This prestigious recognition is granted for a period of four years, starting from June 3, an Ayush ministry statement said.

Established in 1956, NIIMH is a unique institution dedicated to documenting and showcasing medico-historical research in Ayurveda, Yoga Naturopathy, Unani, Siddha, Sowa-Rigpa, Homoeopathy, Biomedicine and other related healthcare disciplines in India.

Under the diligent leadership of Vaidya Rabinarayan Acharya, Director General of CCRAS, NIIMH and Head of the WHO-CC has achieved this remarkable milestone through constant perusal and dedication, the statement said.

Professor Acharya remarked, "This designation by WHO is a significant milestone, reflecting our relentless efforts in the field of traditional medicine and historical research."

The institute has been a pioneer in various digital initiatives of Ayush, including the AYUSH Manuscripts Advanced Repository (AMAR) portal, which catalogues 16,000 Ayush manuscripts, featuring 4,249 digitised manuscripts, 1,224 rare books, 14,126 catalogues, and 4,114 periodicals.

The Showcase of Ayurvedic Historical Imprints (SAHI) portal showcases 793 medico-historical artefact, while the e-Books of Ayush project provides digital versions of classical textbooks.

The National Ayush Morbidity and Standardized Terminologies Electronic (NAMASTE) portal collects cumulative morbidity statistics from 168 hospitals, and the Ayush Research Portal indexes 42,818 published Ayush research articles, the statement said.

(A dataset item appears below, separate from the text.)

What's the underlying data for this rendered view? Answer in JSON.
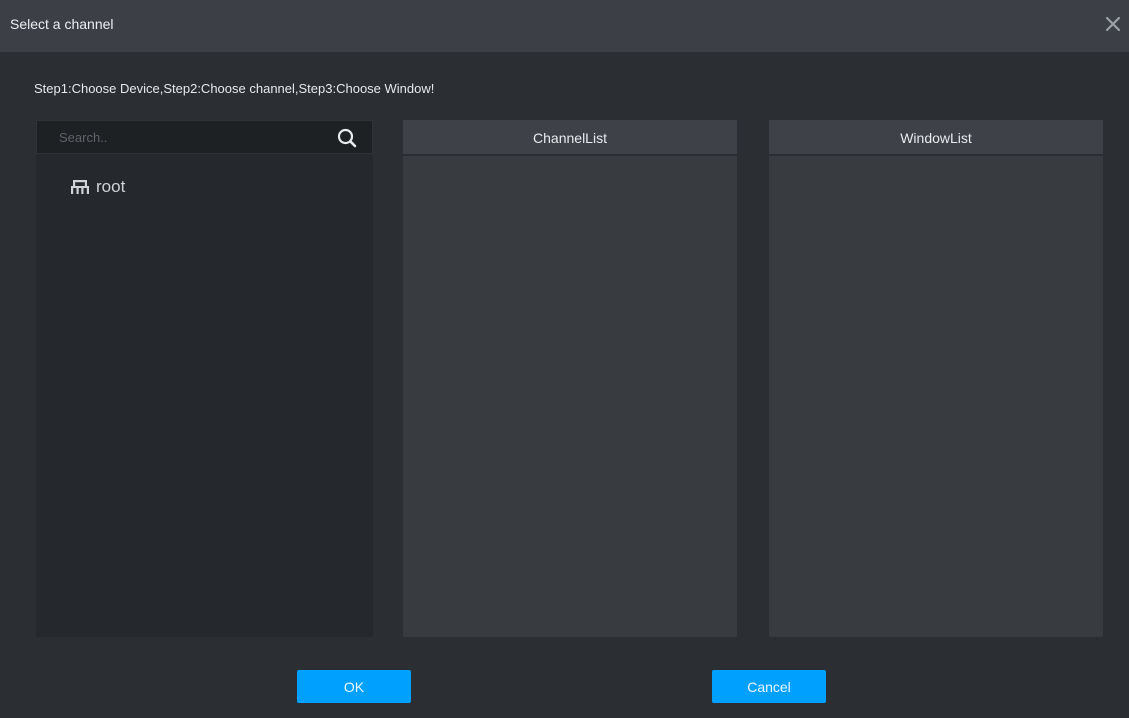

The NIIMH houses more than 500 physical manuscripts, alongside the Medical Heritage Museum and Library, featuring rare books and manuscripts dating back to the 15th century AD, the statement said.